→ Task objective:
Return every record below exactly as given.

[[ Data listing, beginning ]]

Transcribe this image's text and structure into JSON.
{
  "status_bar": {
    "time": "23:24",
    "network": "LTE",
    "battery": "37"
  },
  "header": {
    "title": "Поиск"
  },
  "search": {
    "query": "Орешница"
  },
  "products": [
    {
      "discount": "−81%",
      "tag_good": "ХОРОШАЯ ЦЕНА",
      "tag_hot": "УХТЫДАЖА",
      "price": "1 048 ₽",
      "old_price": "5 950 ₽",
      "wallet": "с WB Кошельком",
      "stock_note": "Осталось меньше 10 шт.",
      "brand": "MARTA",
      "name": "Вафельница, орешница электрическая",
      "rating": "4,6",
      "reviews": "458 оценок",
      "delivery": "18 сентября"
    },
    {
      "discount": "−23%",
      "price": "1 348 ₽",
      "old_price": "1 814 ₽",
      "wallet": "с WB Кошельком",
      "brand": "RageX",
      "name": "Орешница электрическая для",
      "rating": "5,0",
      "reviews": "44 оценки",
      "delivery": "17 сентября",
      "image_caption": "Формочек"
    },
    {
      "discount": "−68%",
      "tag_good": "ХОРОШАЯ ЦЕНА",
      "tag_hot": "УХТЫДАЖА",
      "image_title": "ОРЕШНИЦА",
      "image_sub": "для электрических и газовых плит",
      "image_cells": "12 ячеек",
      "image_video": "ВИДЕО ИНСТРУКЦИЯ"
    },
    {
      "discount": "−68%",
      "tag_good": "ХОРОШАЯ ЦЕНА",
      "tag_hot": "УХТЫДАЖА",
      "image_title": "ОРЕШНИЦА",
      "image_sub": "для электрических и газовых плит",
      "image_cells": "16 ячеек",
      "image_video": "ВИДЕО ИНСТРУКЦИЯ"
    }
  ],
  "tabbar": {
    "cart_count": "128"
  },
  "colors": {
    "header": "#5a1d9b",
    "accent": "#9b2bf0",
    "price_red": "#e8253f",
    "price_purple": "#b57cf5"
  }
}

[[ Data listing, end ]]

→ Answer to the exercise:
Transcribe this image's text and structure into JSON.
{
  "status_bar": {
    "time": "23:24",
    "network": "LTE",
    "battery": "37"
  },
  "header": {
    "title": "Поиск"
  },
  "search": {
    "query": "Орешница"
  },
  "products": [
    {
      "discount": "−81%",
      "tag_good": "ХОРОШАЯ ЦЕНА",
      "tag_hot": "УХТЫДАЖА",
      "price": "1 048 ₽",
      "old_price": "5 950 ₽",
      "wallet": "с WB Кошельком",
      "stock_note": "Осталось меньше 10 шт.",
      "brand": "MARTA",
      "name": "Вафельница, орешница электрическая",
      "rating": "4,6",
      "reviews": "458 оценок",
      "delivery": "18 сентября"
    },
    {
      "discount": "−23%",
      "price": "1 348 ₽",
      "old_price": "1 814 ₽",
      "wallet": "с WB Кошельком",
      "brand": "RageX",
      "name": "Орешница электрическая для",
      "rating": "5,0",
      "reviews": "44 оценки",
      "delivery": "17 сентября",
      "image_caption": "Формочек"
    },
    {
      "discount": "−68%",
      "tag_good": "ХОРОШАЯ ЦЕНА",
      "tag_hot": "УХТЫДАЖА",
      "image_title": "ОРЕШНИЦА",
      "image_sub": "для электрических и газовых плит",
      "image_cells": "12 ячеек",
      "image_video": "ВИДЕО ИНСТРУКЦИЯ"
    },
    {
      "discount": "−68%",
      "tag_good": "ХОРОШАЯ ЦЕНА",
      "tag_hot": "УХТЫДАЖА",
      "image_title": "ОРЕШНИЦА",
      "image_sub": "для электрических и газовых плит",
      "image_cells": "16 ячеек",
      "image_video": "ВИДЕО ИНСТРУКЦИЯ"
    }
  ],
  "tabbar": {
    "cart_count": "128"
  },
  "colors": {
    "header": "#5a1d9b",
    "accent": "#9b2bf0",
    "price_red": "#e8253f",
    "price_purple": "#b57cf5"
  }
}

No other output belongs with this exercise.